Brief — Take each line of the entries below that contains "preview" and copy it.

Recorded data —
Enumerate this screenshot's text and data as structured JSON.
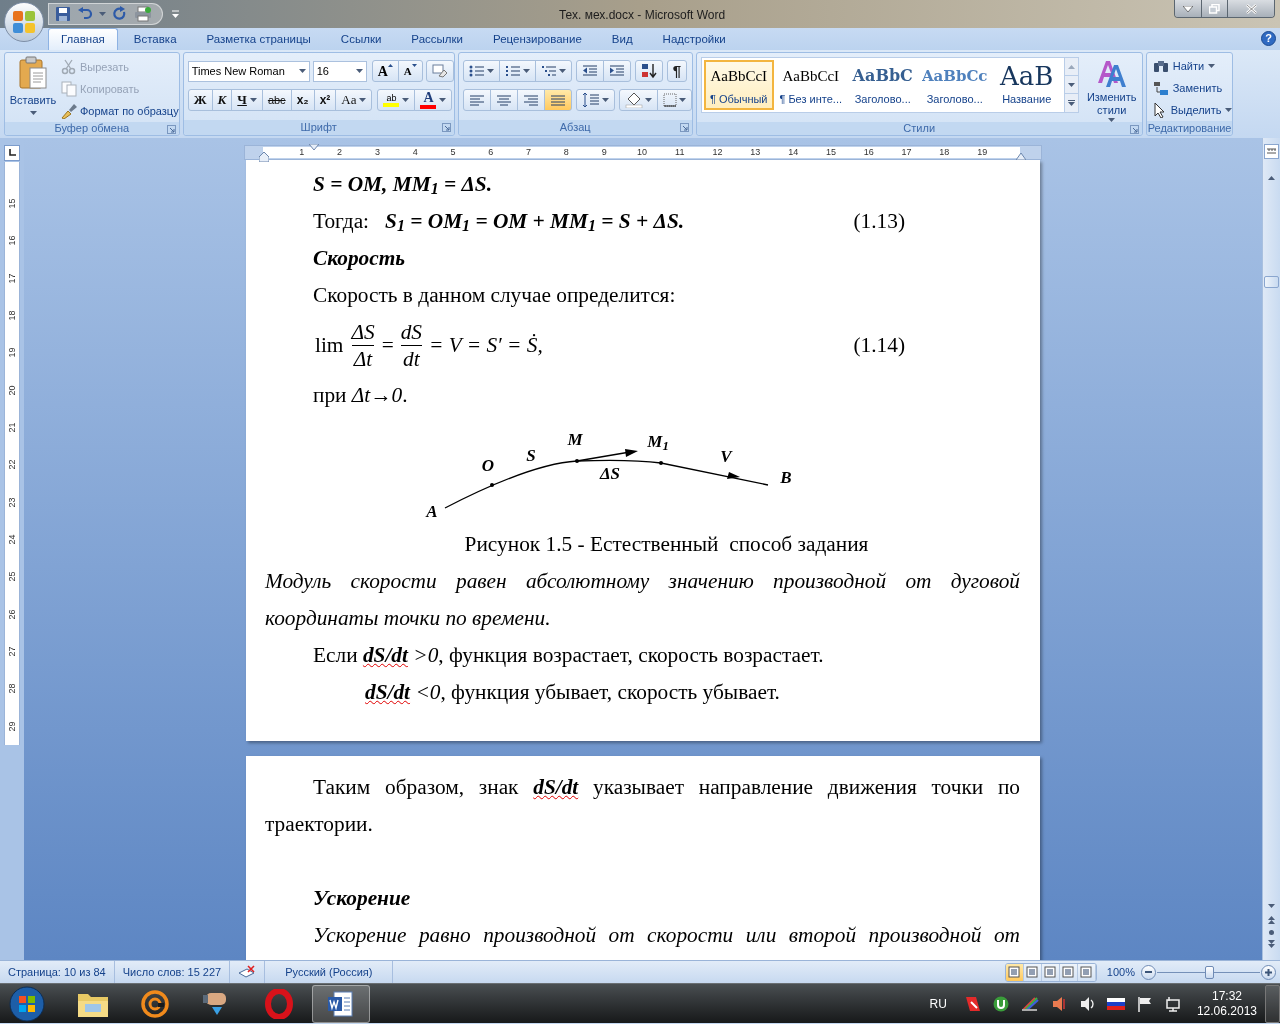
{
  "window": {
    "title": "Тех. мех.docx - Microsoft Word"
  },
  "help": "?",
  "tabs": [
    {
      "label": "Главная",
      "selected": true
    },
    {
      "label": "Вставка",
      "selected": false
    },
    {
      "label": "Разметка страницы",
      "selected": false
    },
    {
      "label": "Ссылки",
      "selected": false
    },
    {
      "label": "Рассылки",
      "selected": false
    },
    {
      "label": "Рецензирование",
      "selected": false
    },
    {
      "label": "Вид",
      "selected": false
    },
    {
      "label": "Надстройки",
      "selected": false
    }
  ],
  "clipboard": {
    "paste": "Вставить",
    "items": [
      {
        "label": "Вырезать",
        "disabled": true
      },
      {
        "label": "Копировать",
        "disabled": true
      },
      {
        "label": "Формат по образцу",
        "disabled": false
      }
    ],
    "group_label": "Буфер обмена"
  },
  "font": {
    "font_name": "Times New Roman",
    "font_size": "16",
    "size_buttons": [
      "A",
      "A"
    ],
    "format_buttons": [
      {
        "kind": "bold",
        "label": "Ж"
      },
      {
        "kind": "italic",
        "label": "К"
      },
      {
        "kind": "underline",
        "label": "Ч"
      },
      {
        "kind": "strike",
        "label": "abc"
      },
      {
        "kind": "subscript",
        "label": "x₂"
      },
      {
        "kind": "superscript",
        "label": "x²"
      },
      {
        "kind": "case",
        "label": "Aa"
      }
    ],
    "highlight": "ab",
    "font_color": "A",
    "group_label": "Шрифт"
  },
  "paragraph": {
    "show_marks": "¶",
    "alignment": [
      {
        "selected": false
      },
      {
        "selected": false
      },
      {
        "selected": false
      },
      {
        "selected": true
      }
    ],
    "group_label": "Абзац"
  },
  "styles": {
    "items": [
      {
        "kind": "normal",
        "preview": "AaBbCcI",
        "name": "¶ Обычный",
        "selected": true
      },
      {
        "kind": "normal",
        "preview": "AaBbCcI",
        "name": "¶ Без инте...",
        "selected": false
      },
      {
        "kind": "heading1",
        "preview": "AaBbC",
        "name": "Заголово...",
        "selected": false
      },
      {
        "kind": "heading2",
        "preview": "AaBbCc",
        "name": "Заголово...",
        "selected": false
      },
      {
        "kind": "title",
        "preview": "AaB",
        "name": "Название",
        "selected": false
      }
    ],
    "change_styles": "Изменить стили",
    "group_label": "Стили"
  },
  "editing": {
    "items": [
      {
        "kind": "find",
        "label": "Найти"
      },
      {
        "kind": "replace",
        "label": "Заменить"
      },
      {
        "kind": "select",
        "label": "Выделить"
      }
    ],
    "group_label": "Редактирование"
  },
  "ruler": {
    "horizontal": [
      "1",
      "2",
      "3",
      "4",
      "5",
      "6",
      "7",
      "8",
      "9",
      "10",
      "11",
      "12",
      "13",
      "14",
      "15",
      "16",
      "17",
      "18",
      "19"
    ],
    "vertical": [
      "15",
      "16",
      "17",
      "18",
      "19",
      "20",
      "21",
      "22",
      "23",
      "24",
      "25",
      "26",
      "27",
      "28",
      "29"
    ]
  },
  "pages": [
    {
      "blocks": [
        {
          "kind": "formula",
          "text": "S = OM, MM$_{1}$ = ΔS."
        },
        {
          "kind": "numbered",
          "lead": "Тогда:",
          "formula": "S$_{1}$ = OM$_{1}$ = OM + MM$_{1}$ = S + ΔS.",
          "number": "(1.13)"
        },
        {
          "kind": "heading",
          "text": "Скорость",
          "space_before": false
        },
        {
          "kind": "text",
          "text": "Скорость в данном случае определится:"
        },
        {
          "kind": "limit",
          "lim": "lim",
          "num1": "ΔS",
          "den1": "Δt",
          "eq": "=",
          "num2": "dS",
          "den2": "dt",
          "rest": "= V = S′ = Ṡ,",
          "number": "(1.14)"
        },
        {
          "kind": "text",
          "text": "при *Δt→0*."
        },
        {
          "kind": "figure",
          "labels": [
            "A",
            "O",
            "S",
            "M",
            "M$_{1}$",
            "ΔS",
            "V",
            "B"
          ],
          "caption": "Рисунок 1.5 - Естественный  способ задания"
        },
        {
          "kind": "italic_justified",
          "text": "Модуль скорости равен абсолютному значению производной от дуговой координаты точки по времени."
        },
        {
          "kind": "text",
          "text": "Если **dS/dt** *>0*, функция возрастает, скорость возрастает."
        },
        {
          "kind": "text_deep",
          "text": "**dS/dt** *<0*, функция убывает, скорость убывает."
        }
      ]
    },
    {
      "blocks": [
        {
          "kind": "justified",
          "text": "Таким образом, знак **dS/dt** указывает направление движения точки по траектории."
        },
        {
          "kind": "heading",
          "text": "Ускорение",
          "space_before": true
        },
        {
          "kind": "italic_justified_last",
          "text": "Ускорение равно производной от скорости или второй производной от"
        }
      ]
    }
  ],
  "status_bar": {
    "page": "Страница: 10 из 84",
    "words": "Число слов: 15 227",
    "language": "Русский (Россия)",
    "views": [
      {
        "selected": true
      },
      {
        "selected": false
      },
      {
        "selected": false
      },
      {
        "selected": false
      },
      {
        "selected": false
      }
    ],
    "zoom": "100%",
    "zoom_slider": {
      "level": 0.5
    }
  },
  "taskbar": {
    "language": "RU",
    "time": "17:32",
    "date": "12.06.2013"
  }
}
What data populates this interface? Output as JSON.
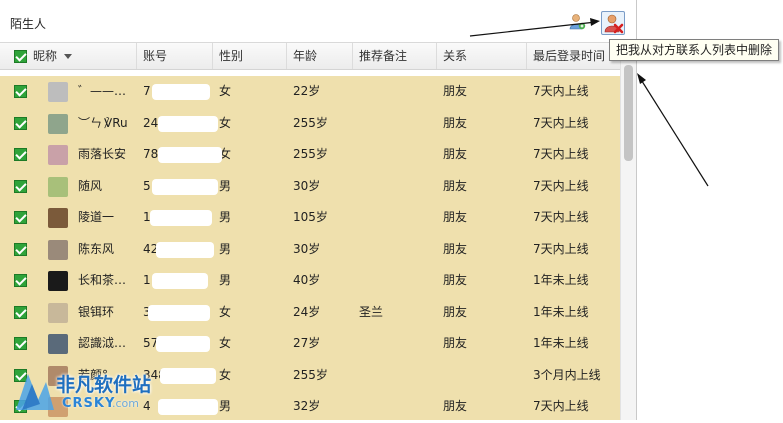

Result of the exercise —
        "preview": "AaBbCcI",
        "preview": "AaBbCcI",
        "preview": "AaBbC",
        "preview": "AaBbCc",
        "preview": "AaB",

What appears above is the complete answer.